Tips for Working with Rows and Columns in Excel
Best practices for Formatting and Organizing Rows and Columns in Excel
- Always start with a clear and concise table structure. Keep your data in a tabular format, with rows containing individual records and columns representing attributes of these records.
- Use consistent formatting across columns. For example, all the dates in a column should have the same format so they’re easy to compare.
- Utilize headers for both rows and columns. This makes it easier to navigate and understand your dataset. Bold headers can help distinguish them from data cells.
- Freeze panes to keep row and column headers visible while you scroll through your dataset. This greatly enhances accessibility and readability.
How to Insert, Delete, or Move Rows and Columns in Excel
Inserting rows and columns.
- To insert a row, select the row where you want the new row to appear. Then right-click and choose Insert from the menu. Excel will add a new row above the selected one.
- To insert a column, select the column to the right of where you want the new column. Right-click and select Insert. Excel inserts a new column to the left of the selected one.
Deleting rows and columns.
- To delete a row, select the row you want to remove, right-click and choose Delete. Excel removes the selected row.

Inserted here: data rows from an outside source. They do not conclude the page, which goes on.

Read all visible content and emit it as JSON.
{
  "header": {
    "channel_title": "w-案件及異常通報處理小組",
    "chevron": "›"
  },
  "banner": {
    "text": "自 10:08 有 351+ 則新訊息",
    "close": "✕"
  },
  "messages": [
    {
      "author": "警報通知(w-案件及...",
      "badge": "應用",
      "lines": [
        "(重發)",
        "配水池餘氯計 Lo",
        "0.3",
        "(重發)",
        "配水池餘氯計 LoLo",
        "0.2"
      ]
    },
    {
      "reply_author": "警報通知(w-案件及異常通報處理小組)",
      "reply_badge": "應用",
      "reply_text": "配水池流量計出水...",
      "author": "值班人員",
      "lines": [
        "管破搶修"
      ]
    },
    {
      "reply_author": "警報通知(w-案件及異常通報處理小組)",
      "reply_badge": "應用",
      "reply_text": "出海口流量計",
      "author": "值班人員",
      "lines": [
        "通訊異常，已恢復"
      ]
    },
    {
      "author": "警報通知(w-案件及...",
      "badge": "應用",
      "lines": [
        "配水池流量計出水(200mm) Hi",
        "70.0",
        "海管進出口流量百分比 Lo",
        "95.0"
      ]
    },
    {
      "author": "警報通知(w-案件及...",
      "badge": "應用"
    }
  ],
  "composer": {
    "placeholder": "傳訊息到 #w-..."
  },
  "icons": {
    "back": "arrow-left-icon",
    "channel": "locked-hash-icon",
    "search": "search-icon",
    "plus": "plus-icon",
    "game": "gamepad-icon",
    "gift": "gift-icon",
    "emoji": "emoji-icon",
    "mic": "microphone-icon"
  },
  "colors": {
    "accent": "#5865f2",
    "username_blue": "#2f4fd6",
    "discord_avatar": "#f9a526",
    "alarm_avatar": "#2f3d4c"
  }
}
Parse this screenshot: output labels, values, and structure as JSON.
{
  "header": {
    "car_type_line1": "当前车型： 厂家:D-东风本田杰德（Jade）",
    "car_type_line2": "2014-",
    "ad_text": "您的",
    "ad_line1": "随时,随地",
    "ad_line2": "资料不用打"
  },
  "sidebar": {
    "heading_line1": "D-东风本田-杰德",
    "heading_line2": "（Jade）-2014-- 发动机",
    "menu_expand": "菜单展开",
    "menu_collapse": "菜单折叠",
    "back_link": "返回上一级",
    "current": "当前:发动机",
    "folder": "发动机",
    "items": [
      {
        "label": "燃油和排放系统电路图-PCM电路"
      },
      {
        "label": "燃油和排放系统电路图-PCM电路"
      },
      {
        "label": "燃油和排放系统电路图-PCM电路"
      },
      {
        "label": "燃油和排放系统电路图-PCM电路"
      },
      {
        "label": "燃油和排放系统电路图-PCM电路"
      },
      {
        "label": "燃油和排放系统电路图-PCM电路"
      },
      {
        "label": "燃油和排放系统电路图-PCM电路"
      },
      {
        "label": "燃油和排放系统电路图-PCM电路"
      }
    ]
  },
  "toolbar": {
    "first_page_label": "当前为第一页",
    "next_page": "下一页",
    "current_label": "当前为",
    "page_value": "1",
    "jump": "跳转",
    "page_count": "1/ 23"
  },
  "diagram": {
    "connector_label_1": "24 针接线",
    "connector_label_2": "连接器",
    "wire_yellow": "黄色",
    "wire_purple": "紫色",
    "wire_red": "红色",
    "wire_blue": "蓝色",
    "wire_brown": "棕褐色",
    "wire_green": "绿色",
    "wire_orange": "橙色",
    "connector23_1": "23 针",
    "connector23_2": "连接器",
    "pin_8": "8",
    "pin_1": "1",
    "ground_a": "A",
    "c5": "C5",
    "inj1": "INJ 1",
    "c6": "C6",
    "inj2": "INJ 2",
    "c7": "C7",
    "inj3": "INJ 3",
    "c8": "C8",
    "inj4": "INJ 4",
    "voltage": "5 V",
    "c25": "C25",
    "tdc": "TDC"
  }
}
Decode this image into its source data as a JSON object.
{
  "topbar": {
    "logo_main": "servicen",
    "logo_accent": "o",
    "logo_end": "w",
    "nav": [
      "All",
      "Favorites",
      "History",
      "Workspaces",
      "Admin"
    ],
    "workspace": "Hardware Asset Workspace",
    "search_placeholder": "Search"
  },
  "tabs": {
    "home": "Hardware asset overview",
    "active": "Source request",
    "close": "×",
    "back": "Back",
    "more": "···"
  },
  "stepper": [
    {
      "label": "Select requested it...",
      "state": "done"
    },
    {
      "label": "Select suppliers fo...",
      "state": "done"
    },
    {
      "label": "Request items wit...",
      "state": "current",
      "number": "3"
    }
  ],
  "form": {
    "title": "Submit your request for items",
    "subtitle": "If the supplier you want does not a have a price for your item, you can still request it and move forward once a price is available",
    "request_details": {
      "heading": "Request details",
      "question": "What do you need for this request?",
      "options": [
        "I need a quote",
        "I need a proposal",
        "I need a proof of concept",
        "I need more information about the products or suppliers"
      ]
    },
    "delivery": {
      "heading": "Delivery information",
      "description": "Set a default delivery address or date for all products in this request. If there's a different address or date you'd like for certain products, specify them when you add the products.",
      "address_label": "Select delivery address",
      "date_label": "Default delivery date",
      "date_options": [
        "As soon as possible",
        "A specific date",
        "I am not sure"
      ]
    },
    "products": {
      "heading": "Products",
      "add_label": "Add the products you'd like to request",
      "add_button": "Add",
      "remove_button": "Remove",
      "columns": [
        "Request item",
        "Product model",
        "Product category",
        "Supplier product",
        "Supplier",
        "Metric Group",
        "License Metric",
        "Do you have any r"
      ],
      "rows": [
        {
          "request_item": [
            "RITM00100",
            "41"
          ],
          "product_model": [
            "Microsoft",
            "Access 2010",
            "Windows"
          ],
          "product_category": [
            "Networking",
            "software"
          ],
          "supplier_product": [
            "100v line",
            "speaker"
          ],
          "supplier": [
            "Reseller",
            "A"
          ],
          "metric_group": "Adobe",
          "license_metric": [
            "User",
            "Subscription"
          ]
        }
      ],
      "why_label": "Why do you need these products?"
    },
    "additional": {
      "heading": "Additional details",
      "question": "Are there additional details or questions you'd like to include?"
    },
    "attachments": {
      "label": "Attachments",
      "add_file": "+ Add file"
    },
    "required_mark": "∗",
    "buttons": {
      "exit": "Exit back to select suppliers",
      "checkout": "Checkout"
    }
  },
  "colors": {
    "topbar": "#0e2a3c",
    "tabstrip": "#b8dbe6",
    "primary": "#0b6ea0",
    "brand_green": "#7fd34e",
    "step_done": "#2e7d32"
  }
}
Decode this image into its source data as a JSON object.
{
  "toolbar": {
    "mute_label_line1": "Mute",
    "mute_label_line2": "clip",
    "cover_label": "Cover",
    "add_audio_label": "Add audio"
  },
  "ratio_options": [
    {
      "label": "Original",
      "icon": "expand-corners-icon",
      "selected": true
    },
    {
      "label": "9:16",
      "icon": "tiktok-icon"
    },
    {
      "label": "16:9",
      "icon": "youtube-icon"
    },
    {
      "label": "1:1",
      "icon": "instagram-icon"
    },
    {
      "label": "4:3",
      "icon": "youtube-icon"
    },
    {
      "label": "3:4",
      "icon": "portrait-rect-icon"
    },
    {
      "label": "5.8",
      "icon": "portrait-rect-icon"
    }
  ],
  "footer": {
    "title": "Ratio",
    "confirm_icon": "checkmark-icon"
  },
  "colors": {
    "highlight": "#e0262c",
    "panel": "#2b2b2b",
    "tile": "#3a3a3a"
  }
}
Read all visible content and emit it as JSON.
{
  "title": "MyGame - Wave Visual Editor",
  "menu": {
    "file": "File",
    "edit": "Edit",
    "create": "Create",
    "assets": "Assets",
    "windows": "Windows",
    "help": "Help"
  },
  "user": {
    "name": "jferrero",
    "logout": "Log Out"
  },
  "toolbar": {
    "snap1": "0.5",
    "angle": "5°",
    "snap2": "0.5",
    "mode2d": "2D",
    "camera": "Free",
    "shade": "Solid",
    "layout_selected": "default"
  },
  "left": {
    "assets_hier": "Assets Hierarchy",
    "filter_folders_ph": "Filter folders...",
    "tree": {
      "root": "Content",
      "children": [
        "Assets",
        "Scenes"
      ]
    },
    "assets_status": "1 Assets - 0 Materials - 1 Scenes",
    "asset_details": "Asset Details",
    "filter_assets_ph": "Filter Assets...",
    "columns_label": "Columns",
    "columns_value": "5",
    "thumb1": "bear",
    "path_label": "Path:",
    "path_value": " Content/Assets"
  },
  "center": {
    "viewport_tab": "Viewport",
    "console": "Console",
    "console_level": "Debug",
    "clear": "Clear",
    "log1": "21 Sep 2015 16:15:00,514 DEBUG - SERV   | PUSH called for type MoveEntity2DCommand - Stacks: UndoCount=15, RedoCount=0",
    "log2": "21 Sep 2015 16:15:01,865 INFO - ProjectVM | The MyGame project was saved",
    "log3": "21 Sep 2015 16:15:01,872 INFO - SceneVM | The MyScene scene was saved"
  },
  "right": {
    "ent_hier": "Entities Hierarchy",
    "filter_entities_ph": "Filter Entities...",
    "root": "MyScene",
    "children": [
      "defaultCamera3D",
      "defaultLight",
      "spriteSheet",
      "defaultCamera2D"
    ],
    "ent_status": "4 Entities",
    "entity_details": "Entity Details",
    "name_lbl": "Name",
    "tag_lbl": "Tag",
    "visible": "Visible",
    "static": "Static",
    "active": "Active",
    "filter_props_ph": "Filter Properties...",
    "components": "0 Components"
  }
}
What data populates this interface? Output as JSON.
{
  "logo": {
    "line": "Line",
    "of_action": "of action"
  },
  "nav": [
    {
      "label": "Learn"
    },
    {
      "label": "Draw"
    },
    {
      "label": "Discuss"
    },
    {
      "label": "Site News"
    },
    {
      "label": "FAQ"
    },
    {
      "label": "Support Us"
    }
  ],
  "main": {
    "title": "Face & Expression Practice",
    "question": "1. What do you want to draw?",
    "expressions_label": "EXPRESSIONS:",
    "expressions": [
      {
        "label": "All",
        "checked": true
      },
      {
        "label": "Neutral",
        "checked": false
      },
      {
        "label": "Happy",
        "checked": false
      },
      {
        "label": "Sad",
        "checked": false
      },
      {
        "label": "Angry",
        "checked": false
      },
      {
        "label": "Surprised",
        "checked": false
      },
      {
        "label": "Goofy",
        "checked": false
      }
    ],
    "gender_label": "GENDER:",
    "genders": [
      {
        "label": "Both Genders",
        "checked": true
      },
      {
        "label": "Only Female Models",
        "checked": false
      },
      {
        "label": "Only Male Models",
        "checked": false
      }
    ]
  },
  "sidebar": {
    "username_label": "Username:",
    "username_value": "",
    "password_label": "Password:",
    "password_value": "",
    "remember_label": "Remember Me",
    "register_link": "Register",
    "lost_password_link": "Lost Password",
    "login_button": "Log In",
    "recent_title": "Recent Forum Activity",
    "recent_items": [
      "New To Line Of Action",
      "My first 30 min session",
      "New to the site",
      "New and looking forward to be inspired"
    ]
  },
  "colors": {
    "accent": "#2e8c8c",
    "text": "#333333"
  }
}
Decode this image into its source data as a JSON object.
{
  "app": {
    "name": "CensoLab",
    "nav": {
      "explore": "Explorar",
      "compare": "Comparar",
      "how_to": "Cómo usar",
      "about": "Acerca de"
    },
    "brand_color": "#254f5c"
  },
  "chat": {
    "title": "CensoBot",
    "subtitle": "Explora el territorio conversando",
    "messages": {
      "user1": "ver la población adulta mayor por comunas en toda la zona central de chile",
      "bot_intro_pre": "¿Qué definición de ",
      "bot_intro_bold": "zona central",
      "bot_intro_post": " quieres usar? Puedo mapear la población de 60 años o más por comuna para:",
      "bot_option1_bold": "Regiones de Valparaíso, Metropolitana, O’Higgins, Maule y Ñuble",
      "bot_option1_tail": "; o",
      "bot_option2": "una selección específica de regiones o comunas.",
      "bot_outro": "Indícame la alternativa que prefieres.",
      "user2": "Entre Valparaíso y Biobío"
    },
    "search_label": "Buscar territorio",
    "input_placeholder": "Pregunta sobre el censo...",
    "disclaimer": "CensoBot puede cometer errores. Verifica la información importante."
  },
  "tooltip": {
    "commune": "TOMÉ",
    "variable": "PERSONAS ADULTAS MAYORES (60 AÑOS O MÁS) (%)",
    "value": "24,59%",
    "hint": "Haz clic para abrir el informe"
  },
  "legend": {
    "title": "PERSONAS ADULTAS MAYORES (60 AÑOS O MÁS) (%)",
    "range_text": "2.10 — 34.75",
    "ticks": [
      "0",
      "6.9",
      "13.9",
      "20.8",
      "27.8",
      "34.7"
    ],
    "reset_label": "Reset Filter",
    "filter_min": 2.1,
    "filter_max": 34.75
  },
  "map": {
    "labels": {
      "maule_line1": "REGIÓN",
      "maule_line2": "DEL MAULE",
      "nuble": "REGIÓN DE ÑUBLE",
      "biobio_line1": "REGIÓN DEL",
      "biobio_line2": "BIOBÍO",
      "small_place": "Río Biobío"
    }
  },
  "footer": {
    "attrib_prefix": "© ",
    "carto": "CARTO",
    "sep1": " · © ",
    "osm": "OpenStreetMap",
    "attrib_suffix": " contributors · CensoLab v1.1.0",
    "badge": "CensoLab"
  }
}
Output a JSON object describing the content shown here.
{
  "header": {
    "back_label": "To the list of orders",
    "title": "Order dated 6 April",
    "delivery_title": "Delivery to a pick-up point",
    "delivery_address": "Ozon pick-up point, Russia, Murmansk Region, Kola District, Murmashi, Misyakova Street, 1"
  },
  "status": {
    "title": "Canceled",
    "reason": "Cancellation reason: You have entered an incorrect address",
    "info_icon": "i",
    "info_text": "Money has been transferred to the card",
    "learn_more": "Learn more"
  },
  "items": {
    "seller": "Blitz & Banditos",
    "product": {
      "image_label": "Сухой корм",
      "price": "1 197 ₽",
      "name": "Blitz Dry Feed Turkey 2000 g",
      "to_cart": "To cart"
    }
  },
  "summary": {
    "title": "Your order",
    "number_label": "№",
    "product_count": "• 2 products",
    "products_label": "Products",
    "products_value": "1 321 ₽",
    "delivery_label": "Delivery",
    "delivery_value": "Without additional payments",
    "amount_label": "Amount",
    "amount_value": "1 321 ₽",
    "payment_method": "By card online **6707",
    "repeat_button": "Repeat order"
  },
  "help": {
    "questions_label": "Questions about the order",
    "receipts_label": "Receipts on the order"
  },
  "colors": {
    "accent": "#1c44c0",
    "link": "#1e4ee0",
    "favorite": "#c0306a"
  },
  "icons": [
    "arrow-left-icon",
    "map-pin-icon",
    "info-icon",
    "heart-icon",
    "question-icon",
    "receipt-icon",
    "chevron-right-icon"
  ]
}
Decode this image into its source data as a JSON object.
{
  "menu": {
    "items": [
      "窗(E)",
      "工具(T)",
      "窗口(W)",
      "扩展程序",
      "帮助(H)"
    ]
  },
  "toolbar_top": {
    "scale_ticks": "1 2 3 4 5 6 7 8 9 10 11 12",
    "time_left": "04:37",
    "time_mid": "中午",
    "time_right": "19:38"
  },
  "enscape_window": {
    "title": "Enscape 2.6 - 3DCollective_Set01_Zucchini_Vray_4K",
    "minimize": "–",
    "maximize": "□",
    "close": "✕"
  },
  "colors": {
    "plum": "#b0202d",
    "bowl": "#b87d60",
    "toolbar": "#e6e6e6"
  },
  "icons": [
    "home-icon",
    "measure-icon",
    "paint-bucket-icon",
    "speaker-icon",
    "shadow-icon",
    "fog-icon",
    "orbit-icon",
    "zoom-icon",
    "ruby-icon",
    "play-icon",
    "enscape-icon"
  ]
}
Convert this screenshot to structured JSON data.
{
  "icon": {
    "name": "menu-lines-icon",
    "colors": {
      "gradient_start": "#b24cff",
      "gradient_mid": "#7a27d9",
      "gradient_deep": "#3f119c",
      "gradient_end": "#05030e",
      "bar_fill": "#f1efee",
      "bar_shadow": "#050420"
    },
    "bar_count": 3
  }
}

- To delete a column, select the column you want to remove, right-click, and choose Delete from the menu. Excel deletes the selected column.
Moving rows and columns.
- To move a row or column, select the entire row or column you want to move. Hold the Shift key, then click and drag the range border to the new location.
Common Mistakes to Avoid with Rows and Columns in Excel
- Mixing data types in a single column: Ensure each column represents a single data type, such as text, numbers, or dates.
- Leaving empty rows or columns within the dataset: This can affect data analysis functions and create confusion. Remove unnecessary blank rows and columns before working with the data.
- Merging cells across rows or columns: Merged cells can cause issues with sorting, filtering, and formatting. Rather than merging cells, use the Center Across Selection option to achieve a similar appearance without affecting functionality.
In Excel, rows and columns are essential components of a spreadsheet, providing the foundation for organizing data and performing calculations.
Rows run horizontally from left to right and are marked by numbers, while columns are vertical, running from top to bottom, and labeled by letters.
Records can be efficiently structured using rows and columns for data organization. Understanding the role of rows and columns in Excel will help you create, manage, and analyze your spreadsheet data.
Did you know about these key differences between rows and columns in Excel? Let me know in the comments!